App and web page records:
>>

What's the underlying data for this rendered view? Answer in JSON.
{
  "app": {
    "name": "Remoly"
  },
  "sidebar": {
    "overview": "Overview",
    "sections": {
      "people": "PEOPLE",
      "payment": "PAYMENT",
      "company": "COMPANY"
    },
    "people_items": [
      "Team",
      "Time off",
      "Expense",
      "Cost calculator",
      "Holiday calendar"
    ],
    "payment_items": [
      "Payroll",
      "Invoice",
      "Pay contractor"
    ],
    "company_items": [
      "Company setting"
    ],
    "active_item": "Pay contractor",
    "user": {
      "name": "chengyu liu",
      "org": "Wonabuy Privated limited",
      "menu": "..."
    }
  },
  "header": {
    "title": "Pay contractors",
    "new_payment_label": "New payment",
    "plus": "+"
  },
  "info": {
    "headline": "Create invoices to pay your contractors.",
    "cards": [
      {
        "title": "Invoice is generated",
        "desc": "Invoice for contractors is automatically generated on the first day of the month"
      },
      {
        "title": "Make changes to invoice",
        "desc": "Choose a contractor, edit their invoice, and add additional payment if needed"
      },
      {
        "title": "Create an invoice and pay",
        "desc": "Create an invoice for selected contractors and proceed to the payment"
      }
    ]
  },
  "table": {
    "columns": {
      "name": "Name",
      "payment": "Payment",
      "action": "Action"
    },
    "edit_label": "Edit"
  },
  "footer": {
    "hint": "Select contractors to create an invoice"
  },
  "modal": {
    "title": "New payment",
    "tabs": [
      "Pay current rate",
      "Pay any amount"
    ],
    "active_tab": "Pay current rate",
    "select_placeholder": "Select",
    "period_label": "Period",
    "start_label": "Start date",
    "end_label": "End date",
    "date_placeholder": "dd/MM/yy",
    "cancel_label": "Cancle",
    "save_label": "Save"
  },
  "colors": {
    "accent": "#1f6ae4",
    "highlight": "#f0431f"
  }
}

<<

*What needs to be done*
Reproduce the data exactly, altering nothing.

*Reply*
What's the underlying data for this rendered view? Answer in JSON.
{
  "app": {
    "name": "Remoly"
  },
  "sidebar": {
    "overview": "Overview",
    "sections": {
      "people": "PEOPLE",
      "payment": "PAYMENT",
      "company": "COMPANY"
    },
    "people_items": [
      "Team",
      "Time off",
      "Expense",
      "Cost calculator",
      "Holiday calendar"
    ],
    "payment_items": [
      "Payroll",
      "Invoice",
      "Pay contractor"
    ],
    "company_items": [
      "Company setting"
    ],
    "active_item": "Pay contractor",
    "user": {
      "name": "chengyu liu",
      "org": "Wonabuy Privated limited",
      "menu": "..."
    }
  },
  "header": {
    "title": "Pay contractors",
    "new_payment_label": "New payment",
    "plus": "+"
  },
  "info": {
    "headline": "Create invoices to pay your contractors.",
    "cards": [
      {
        "title": "Invoice is generated",
        "desc": "Invoice for contractors is automatically generated on the first day of the month"
      },
      {
        "title": "Make changes to invoice",
        "desc": "Choose a contractor, edit their invoice, and add additional payment if needed"
      },
      {
        "title": "Create an invoice and pay",
        "desc": "Create an invoice for selected contractors and proceed to the payment"
      }
    ]
  },
  "table": {
    "columns": {
      "name": "Name",
      "payment": "Payment",
      "action": "Action"
    },
    "edit_label": "Edit"
  },
  "footer": {
    "hint": "Select contractors to create an invoice"
  },
  "modal": {
    "title": "New payment",
    "tabs": [
      "Pay current rate",
      "Pay any amount"
    ],
    "active_tab": "Pay current rate",
    "select_placeholder": "Select",
    "period_label": "Period",
    "start_label": "Start date",
    "end_label": "End date",
    "date_placeholder": "dd/MM/yy",
    "cancel_label": "Cancle",
    "save_label": "Save"
  },
  "colors": {
    "accent": "#1f6ae4",
    "highlight": "#f0431f"
  }
}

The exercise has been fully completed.